03 September, 2019
A few weeks earlier, the world witnessed the world’s largest Rainforest, the Amazon or “The Lungs of the Earth” being rapidly burnt down in uncontrolled blazing wildfires. In Sri Lanka, our own Forests in Ella Rock in Uva Province were in flames due to Wildfires. And, in the past few years, we have seen incidents of wildfires become commonplace, as places around the world face drier and hotter weather due to climate change.
Wildfires in Ella, Sri Lanka (Image credit: Asian Mirror)
The Amazon produces 20% of the Earth’s oxygen. Not only do the wildfires threaten to disrupt our production of oxygen and Earth’s delicate elemental balance, but they also affects countless groups of indigenous people and endangering the rainforest’s rich biodiversity.
Fires in the Amazon (Image credit: INPE)
Scientists have predicted that fires are going to get worse as we move forward through the years. The worse a wildfire gets, the harder it is to put it out. Thus, we should focus on early detection and suppression, before the fires get out of hand.
Possibilities into technology that can bring prediction and prevention of wildfires should be looked into. The remote capabilities of technology solutions have been employed for a while in certain hazardous industries like mining or oil and gas, and therefore has the potential for keeping humans out of harm’s way where wildfires are concerned.
Here are a few ways how technology can help in fighting wildfires.

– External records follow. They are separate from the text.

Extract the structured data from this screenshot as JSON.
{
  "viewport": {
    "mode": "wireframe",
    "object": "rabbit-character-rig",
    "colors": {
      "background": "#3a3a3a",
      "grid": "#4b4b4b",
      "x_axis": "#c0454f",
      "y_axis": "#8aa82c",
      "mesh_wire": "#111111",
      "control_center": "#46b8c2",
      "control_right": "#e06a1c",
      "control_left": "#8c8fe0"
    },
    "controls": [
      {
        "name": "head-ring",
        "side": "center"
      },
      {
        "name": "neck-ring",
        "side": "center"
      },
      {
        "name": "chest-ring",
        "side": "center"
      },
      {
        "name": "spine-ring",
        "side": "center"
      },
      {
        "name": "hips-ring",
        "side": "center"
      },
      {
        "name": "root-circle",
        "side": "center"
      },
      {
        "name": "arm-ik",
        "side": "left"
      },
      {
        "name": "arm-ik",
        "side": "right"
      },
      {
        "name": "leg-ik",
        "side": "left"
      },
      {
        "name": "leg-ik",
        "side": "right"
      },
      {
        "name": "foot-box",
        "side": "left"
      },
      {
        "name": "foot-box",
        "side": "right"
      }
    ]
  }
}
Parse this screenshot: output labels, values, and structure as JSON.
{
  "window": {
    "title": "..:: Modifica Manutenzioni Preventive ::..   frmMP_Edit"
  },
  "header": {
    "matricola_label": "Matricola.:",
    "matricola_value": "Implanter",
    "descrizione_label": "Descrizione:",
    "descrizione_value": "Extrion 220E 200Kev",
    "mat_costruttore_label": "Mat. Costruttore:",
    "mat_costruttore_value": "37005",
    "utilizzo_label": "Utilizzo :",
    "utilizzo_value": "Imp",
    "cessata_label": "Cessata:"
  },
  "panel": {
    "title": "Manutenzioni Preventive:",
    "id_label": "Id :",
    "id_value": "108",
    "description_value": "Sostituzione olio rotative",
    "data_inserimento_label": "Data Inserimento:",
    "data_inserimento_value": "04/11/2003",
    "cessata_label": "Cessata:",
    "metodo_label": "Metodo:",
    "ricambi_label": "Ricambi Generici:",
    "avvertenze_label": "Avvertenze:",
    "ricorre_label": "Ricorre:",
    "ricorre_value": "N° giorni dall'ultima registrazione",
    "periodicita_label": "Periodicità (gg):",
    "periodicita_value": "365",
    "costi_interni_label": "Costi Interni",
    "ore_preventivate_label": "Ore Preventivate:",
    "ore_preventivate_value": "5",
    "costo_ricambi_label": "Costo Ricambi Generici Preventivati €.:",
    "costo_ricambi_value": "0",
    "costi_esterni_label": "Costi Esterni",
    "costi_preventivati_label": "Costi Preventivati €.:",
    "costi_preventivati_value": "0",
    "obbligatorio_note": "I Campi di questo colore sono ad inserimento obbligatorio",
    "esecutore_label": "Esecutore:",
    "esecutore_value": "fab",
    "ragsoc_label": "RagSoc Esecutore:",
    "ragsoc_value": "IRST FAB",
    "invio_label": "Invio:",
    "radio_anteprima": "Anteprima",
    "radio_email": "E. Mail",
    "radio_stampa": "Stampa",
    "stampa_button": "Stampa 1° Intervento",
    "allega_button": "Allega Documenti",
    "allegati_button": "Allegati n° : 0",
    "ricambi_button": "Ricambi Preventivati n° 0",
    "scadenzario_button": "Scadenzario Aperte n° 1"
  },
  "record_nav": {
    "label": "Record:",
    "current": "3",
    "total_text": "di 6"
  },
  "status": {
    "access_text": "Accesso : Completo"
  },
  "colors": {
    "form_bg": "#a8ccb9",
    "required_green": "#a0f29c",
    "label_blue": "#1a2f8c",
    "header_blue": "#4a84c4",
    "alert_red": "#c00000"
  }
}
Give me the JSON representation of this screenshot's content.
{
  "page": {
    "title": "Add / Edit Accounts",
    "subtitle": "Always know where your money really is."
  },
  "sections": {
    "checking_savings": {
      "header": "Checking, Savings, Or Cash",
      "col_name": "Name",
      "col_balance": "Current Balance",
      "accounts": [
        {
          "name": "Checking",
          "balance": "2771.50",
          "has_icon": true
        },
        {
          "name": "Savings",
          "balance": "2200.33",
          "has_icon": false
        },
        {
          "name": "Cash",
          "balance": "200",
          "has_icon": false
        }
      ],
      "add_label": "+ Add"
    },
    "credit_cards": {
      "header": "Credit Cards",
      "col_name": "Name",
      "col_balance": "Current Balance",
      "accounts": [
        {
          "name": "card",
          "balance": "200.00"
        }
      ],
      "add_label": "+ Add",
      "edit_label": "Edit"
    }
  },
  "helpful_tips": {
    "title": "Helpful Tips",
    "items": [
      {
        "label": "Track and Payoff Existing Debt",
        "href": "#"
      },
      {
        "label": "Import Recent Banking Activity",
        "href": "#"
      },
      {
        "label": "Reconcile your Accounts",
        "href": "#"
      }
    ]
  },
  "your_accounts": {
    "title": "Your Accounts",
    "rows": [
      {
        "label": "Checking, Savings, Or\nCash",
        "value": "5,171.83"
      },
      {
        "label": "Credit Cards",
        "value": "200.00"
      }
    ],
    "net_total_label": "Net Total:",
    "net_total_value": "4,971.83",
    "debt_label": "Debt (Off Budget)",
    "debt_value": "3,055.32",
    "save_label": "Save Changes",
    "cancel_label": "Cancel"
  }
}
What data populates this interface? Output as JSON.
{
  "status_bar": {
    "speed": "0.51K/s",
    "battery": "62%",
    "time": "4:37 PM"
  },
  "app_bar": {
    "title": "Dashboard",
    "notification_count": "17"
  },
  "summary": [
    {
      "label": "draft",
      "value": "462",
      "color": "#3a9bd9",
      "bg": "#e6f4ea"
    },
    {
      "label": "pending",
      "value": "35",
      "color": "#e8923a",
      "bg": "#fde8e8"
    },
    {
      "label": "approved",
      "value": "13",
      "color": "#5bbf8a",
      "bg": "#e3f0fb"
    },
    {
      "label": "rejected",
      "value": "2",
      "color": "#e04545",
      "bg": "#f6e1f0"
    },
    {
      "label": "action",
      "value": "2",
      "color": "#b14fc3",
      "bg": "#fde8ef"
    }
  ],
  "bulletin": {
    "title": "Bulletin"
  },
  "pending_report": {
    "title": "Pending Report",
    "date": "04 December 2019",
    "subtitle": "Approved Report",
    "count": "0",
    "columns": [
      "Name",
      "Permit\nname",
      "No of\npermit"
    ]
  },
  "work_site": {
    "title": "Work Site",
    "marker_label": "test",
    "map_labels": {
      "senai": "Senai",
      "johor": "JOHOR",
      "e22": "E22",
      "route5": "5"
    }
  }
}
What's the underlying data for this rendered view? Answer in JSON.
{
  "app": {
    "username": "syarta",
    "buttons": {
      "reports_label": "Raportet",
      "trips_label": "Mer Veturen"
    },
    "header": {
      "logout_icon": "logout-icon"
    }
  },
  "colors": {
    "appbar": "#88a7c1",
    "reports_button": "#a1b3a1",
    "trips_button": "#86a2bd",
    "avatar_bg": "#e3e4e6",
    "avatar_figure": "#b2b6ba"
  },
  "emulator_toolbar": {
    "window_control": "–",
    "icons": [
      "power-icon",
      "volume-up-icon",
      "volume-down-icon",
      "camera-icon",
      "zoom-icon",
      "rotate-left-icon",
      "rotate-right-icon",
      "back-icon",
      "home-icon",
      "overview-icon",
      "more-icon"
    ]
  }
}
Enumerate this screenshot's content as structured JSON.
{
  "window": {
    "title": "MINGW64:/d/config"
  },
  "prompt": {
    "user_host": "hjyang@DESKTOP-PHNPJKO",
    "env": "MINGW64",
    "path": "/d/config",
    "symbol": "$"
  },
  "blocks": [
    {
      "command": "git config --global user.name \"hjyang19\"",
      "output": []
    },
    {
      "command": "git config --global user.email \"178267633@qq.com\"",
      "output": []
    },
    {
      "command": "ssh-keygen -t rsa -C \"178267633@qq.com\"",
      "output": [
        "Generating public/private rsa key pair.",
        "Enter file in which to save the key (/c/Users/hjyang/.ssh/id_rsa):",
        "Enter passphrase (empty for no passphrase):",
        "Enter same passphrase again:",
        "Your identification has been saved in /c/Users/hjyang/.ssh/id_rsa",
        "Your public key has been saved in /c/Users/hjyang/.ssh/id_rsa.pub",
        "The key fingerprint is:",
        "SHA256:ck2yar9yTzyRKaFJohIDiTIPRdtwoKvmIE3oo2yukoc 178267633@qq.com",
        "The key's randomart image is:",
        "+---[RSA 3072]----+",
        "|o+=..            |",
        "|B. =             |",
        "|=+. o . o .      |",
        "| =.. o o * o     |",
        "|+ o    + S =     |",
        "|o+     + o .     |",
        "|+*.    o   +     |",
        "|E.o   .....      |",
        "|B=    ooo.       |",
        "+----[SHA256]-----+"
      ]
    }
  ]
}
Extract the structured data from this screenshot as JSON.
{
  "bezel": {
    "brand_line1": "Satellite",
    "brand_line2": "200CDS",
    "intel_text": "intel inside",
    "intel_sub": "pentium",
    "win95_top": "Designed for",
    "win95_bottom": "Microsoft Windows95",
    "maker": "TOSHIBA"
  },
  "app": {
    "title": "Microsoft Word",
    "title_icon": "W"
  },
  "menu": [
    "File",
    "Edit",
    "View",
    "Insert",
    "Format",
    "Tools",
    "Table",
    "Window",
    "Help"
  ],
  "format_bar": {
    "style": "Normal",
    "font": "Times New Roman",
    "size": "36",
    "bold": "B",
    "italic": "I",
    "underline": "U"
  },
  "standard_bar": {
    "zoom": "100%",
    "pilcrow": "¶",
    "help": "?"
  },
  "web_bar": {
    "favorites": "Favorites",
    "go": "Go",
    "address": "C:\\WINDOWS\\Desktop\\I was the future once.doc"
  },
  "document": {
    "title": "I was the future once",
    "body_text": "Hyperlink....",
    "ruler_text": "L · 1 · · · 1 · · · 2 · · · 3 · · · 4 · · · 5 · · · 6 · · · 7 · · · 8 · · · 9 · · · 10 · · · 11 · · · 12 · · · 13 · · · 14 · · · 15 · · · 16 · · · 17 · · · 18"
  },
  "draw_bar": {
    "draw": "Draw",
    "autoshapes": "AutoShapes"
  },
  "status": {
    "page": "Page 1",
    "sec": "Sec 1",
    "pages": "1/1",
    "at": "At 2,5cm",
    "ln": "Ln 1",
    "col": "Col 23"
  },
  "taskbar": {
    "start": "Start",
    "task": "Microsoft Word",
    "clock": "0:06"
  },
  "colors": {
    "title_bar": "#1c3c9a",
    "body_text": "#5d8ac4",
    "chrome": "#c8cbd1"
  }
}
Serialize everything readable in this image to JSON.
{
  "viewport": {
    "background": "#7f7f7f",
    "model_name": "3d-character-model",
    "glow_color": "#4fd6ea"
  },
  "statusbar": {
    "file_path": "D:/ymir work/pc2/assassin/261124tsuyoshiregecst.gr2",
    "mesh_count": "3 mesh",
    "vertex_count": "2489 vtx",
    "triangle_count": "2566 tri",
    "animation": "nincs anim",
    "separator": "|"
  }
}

Since 2013, the University of California Berkeley has had a team working on a project called the Fire Urgency Estimator in Geosynchronous Orbit (FUEGO). This system employs both satellite and drone technologies to monitor wildfires at an early stage and before they grow out of control. Satellites and bespoke software are used to pinpoint potentially dangerous fires and drones equipped with special infrared cameras are mobilized to track the fire’s progress. If it becomes a major threat, the system alerts and dispatches air tankers and ground firefighters to the fire’s location to control it before it spreads.
Drones have additional uses in combatting wildfires. They can be fitted with both regular and thermal imaging cameras and can fly into areas that manned aircraft can’t – including at night when winds die down and fires become theoretically easier to control. Drones are able to produce maps overnight which can be used by fire and evacuation crews first thing in the morning and also free up aircraft to do other vital work.
Another technological development that keeps humans out of harm’s way is the firefighting robot. Often wildfires get so hot that firefighters are unable to get close enough to extinguish them. Now, engineers have come up with a firefighting robot that can. Thermite, developed by Howe and Howe Technologies in Maine, USA, is a firefighting robot that can battle wildfires even in the most extreme conditions.
4. Virtual Reality (VR)
Used by organizations all over the world from the Red Cross to United Nations aid agencies, VR is helping fight wildfires too. The US Forest Service is employing VR to train smokejumpers – wildland firefighters who parachute into remote areas to combat wildfires – in a safe environment. The VR simulators create 3D representations of the fire scenario, with trainers able to change physical characteristics like wind direction and speed, to prepare smokejumpers for real life engagements in truly dangerous conditions.
Low-powered Internet of Things (IoT) connected sensors are also being used to gather data from remote areas that are potential wildfire hotspots. Sensors can be used to detect and measure the level of CO2 and check for unseasonably high temperatures, indicating the possible presence of fires in the area. Given that these connected devices require minimal power, a Low-Power Wide-Area Network (LPWAN) such as LoRa is ideal here.
As a conclusion, early warning and detection systems, remote technologies and digital connectivity can help to make wildfire-fighting a more proactive exercise, and also potentially driving down the costs of prevention. Technology can have a positive impact in many ways on top of saving lives of animals and people and protecting the environment around the world.
(Image credit: Interesting Engineering)